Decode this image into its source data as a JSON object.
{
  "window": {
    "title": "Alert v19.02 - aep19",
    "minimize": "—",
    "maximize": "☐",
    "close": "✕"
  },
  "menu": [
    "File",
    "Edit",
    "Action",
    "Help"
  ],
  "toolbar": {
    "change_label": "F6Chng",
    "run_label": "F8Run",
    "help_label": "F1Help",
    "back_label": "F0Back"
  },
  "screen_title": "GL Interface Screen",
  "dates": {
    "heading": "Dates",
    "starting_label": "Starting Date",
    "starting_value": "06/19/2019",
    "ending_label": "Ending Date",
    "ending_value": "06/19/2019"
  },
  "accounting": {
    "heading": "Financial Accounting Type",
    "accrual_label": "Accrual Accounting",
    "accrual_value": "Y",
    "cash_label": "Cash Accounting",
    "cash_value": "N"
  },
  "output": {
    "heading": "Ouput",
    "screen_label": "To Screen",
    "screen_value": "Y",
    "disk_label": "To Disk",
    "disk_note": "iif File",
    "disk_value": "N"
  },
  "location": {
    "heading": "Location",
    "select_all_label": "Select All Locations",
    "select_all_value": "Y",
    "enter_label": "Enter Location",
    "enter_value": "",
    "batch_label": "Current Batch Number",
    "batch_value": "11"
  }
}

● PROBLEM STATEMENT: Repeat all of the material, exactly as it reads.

● YOUR SOLUTION:
Decode this image into its source data as a JSON object.
{
  "window": {
    "title": "Alert v19.02 - aep19",
    "minimize": "—",
    "maximize": "☐",
    "close": "✕"
  },
  "menu": [
    "File",
    "Edit",
    "Action",
    "Help"
  ],
  "toolbar": {
    "change_label": "F6Chng",
    "run_label": "F8Run",
    "help_label": "F1Help",
    "back_label": "F0Back"
  },
  "screen_title": "GL Interface Screen",
  "dates": {
    "heading": "Dates",
    "starting_label": "Starting Date",
    "starting_value": "06/19/2019",
    "ending_label": "Ending Date",
    "ending_value": "06/19/2019"
  },
  "accounting": {
    "heading": "Financial Accounting Type",
    "accrual_label": "Accrual Accounting",
    "accrual_value": "Y",
    "cash_label": "Cash Accounting",
    "cash_value": "N"
  },
  "output": {
    "heading": "Ouput",
    "screen_label": "To Screen",
    "screen_value": "Y",
    "disk_label": "To Disk",
    "disk_note": "iif File",
    "disk_value": "N"
  },
  "location": {
    "heading": "Location",
    "select_all_label": "Select All Locations",
    "select_all_value": "Y",
    "enter_label": "Enter Location",
    "enter_value": "",
    "batch_label": "Current Batch Number",
    "batch_value": "11"
  }
}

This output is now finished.